FTIR microscopy is a powerful analytical technique used to identify molecules or compounds. Its analytical sensitivity and spatial resolution are exceptional, and the method offers unlimited analytical opportunities. Furthermore, it is relatively easy to use, making it suitable for all scientists.
High analytical sensitivity
FTIR is an extremely powerful tool for chemical analysis. It is a non-destructive optical technique to determine a material’s chemical composition and optical properties. It can be applied in numerous applications, including failure and competitor analysis and the detection of counterfeit materials. It is so important that it is heavily regulated in some industries. The ftir microscopy is highly sensitive and can detect as little as four percent of an additive.
FTIR can distinguish different molecular bounds groups based on characteristic band maxima and local peaks in the spectrum. This technique has been used to analyze bituminous binders and identify structures associated with oxidative aging. FTIR spectroscopy also provides information on chemo-mechanical coupling, which is useful for determining the mechanisms of oxidative aging. This technology works better when coupled with high-performance XY stages, requiring very advanced manufacturing standards to be produced. You can check this guide if you want to know more about xy stages.
High spatial resolution
FTIR microscopy offers high spatial resolution, which is important for studying biological materials. Its spectral resolution can go up to four cm-1. This spectral resolution is a function of the interferometer used to take the images. Image contrast can also be used to measure spatial resolution. This contrast value varies depending on the type of microscope. It can be found by comparing the image contrast with the MTF.
FTIR microscopy can detect features as small as one micron. An edx mapping is also a technique that uses x-rays to determine the elemental composition of materials. Returning to the spatial resolution of traditional FTIR, it is around twelve microns, far higher than the actual features. The high spatial resolution of FTIR microscopy can help identify calcifications that are too small to be visible with a normal microscope. Because of the spatial resolution, the method is popular among researchers, scientists, and students.
Unlimited analytical opportunities
The Fourier Transform Infrared (FTIR) microscope is a versatile laboratory tool to identify impurities, trace materials, and microparticles in samples. Its large working area allows researchers to study various samples, including those as thick as four centimeters and as heavy as five kilograms. This microscope also allows researchers to identify thousands of particles on a one-cm2 filter rapidly.
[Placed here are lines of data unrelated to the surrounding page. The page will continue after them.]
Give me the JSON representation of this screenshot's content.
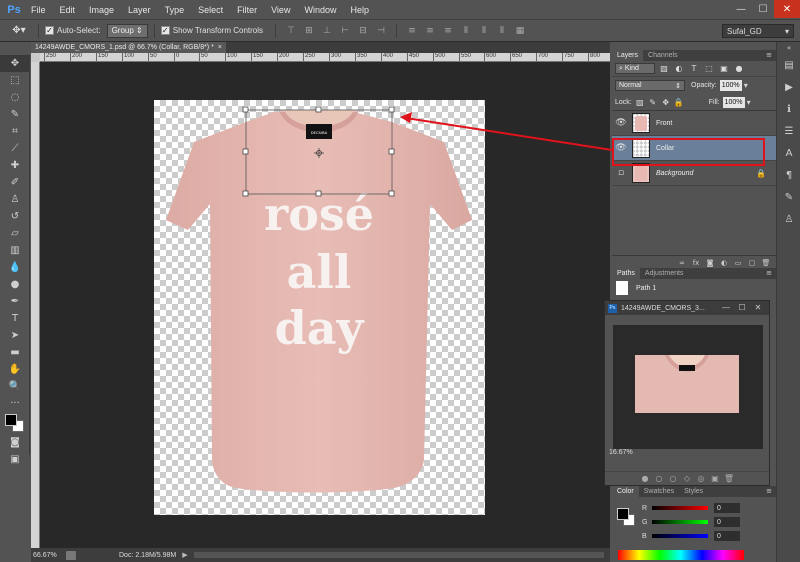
{
  "app": {
    "logo": "Ps"
  },
  "menu": [
    "File",
    "Edit",
    "Image",
    "Layer",
    "Type",
    "Select",
    "Filter",
    "View",
    "Window",
    "Help"
  ],
  "options": {
    "auto_select_label": "Auto-Select:",
    "auto_select_value": "Group",
    "transform_label": "Show Transform Controls",
    "workspace": "Sufal_GD"
  },
  "document": {
    "tab_title": "14249AWDE_CMORS_1.psd @ 66.7% (Collar, RGB/8*) *",
    "tab_close": "×",
    "zoom": "66.67%",
    "doc_info": "Doc: 2.18M/5.98M",
    "ruler_ticks": [
      "250",
      "200",
      "150",
      "100",
      "50",
      "0",
      "50",
      "100",
      "150",
      "200",
      "250",
      "300",
      "350",
      "400",
      "450",
      "500",
      "550",
      "600",
      "650",
      "700",
      "750",
      "800"
    ],
    "tshirt_text": [
      "rosé",
      "all",
      "day"
    ],
    "label_text": "DECIUBA"
  },
  "layers_panel": {
    "tabs": [
      "Layers",
      "Channels"
    ],
    "filter": "Kind",
    "blend_mode": "Normal",
    "opacity_label": "Opacity:",
    "opacity": "100%",
    "lock_label": "Lock:",
    "fill_label": "Fill:",
    "fill": "100%",
    "layers": [
      {
        "name": "Front",
        "selected": false
      },
      {
        "name": "Collar",
        "selected": true
      },
      {
        "name": "Background",
        "selected": false
      }
    ]
  },
  "paths_panel": {
    "tabs": [
      "Paths",
      "Adjustments"
    ],
    "paths": [
      "Path 1"
    ]
  },
  "navigator": {
    "title": "14249AWDE_CMORS_3...",
    "zoom": "16.67%"
  },
  "color_panel": {
    "tabs": [
      "Color",
      "Swatches",
      "Styles"
    ],
    "channels": [
      {
        "label": "R",
        "value": "0"
      },
      {
        "label": "G",
        "value": "0"
      },
      {
        "label": "B",
        "value": "0"
      }
    ]
  },
  "colors": {
    "accent_selection": "#6a7f99",
    "annotation_red": "#e0121b",
    "tshirt": "#e6bab3"
  }
}
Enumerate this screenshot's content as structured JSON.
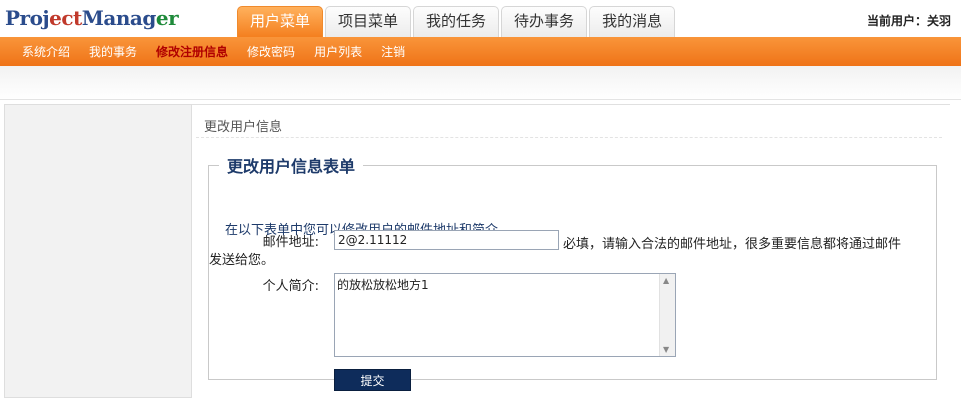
{
  "app": {
    "logo_parts": [
      "Proj",
      "ect",
      "Manag",
      "er"
    ]
  },
  "header": {
    "tabs": [
      "用户菜单",
      "项目菜单",
      "我的任务",
      "待办事务",
      "我的消息"
    ],
    "current_user": "当前用户：关羽"
  },
  "subnav": {
    "items": [
      "系统介绍",
      "我的事务",
      "修改注册信息",
      "修改密码",
      "用户列表",
      "注销"
    ]
  },
  "breadcrumb": "更改用户信息",
  "form": {
    "title": "更改用户信息表单",
    "intro": "在以下表单中您可以修改用户的邮件地址和简介.",
    "email_label": "邮件地址:",
    "email_value": "2@2.11112",
    "email_hint_line1": "必填，请输入合法的邮件地址，很多重要信息都将通过邮件",
    "email_hint_line2": "发送给您。",
    "bio_label": "个人简介:",
    "bio_value": "的放松放松地方1",
    "submit_label": "提交"
  },
  "colors": {
    "accent_orange": "#f47f1f",
    "nav_active": "#b00000",
    "title_blue": "#1d3a6a",
    "submit_bg": "#0e2c5b"
  }
}
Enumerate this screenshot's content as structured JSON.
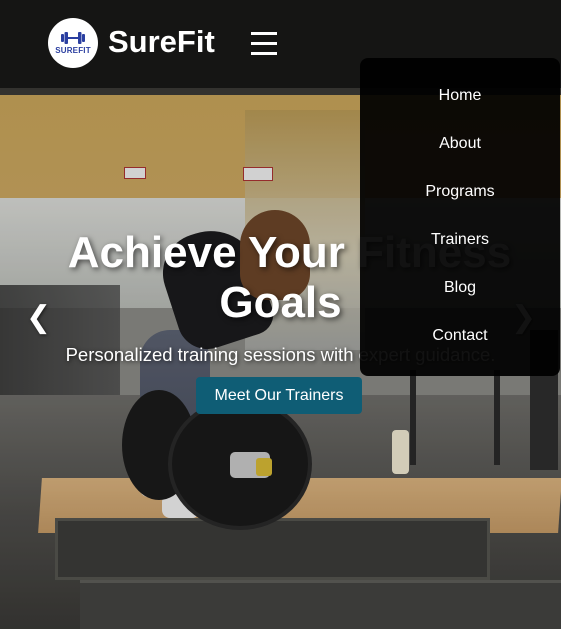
{
  "brand": {
    "logo_text": "SUREFIT",
    "name": "SureFit",
    "logo_color": "#2b3fa0"
  },
  "nav": {
    "menu_icon": "hamburger-menu-icon",
    "items": [
      {
        "label": "Home"
      },
      {
        "label": "About"
      },
      {
        "label": "Programs"
      },
      {
        "label": "Trainers"
      },
      {
        "label": "Blog"
      },
      {
        "label": "Contact"
      }
    ]
  },
  "hero": {
    "title_line1": "Achieve Your Fitness",
    "title_line2": "Goals",
    "subtitle": "Personalized training sessions with expert guidance.",
    "cta_label": "Meet Our Trainers",
    "cta_color": "#0f5d75",
    "prev_icon": "chevron-left-icon",
    "next_icon": "chevron-right-icon",
    "prev_glyph": "❮",
    "next_glyph": "❯"
  }
}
Nano-FTIR can also be used to investigate surface and subsurface layers. The molecular vibrations of polyethylene-oxide are similar to those of other materials, but they exhibit a difference in the strength of their oscillators and chemical bonding. The combination of these features can provide unprecedented sensitivity in various applications. In addition, nano-FTIR allows researchers to investigate surface-level processes such as ion-particle separation and chemical reactions.
Easy to use
FTIR is an analytical technique that measures the vibrational energy of molecules. Each functional group has discrete vibrational energy, and the FTIR method can identify a molecule by combining these vibrations. FTIR microscopy can be used in many fields, including material science, geology, and chemistry. This method can be used to examine the properties of materials, including rocks, liquids, and gases.
FTIR microscopy is easy to use and requires no special expertise. The technology works by collecting data from materials that absorb infrared light, revealing their chemical composition. This type of spectroscopy is especially useful for forensic analysis, where the instrument is useful for determining the chemical composition of a sample. In addition, the instrument is designed to be portable and lightweight, with a footprint the size of a laptop.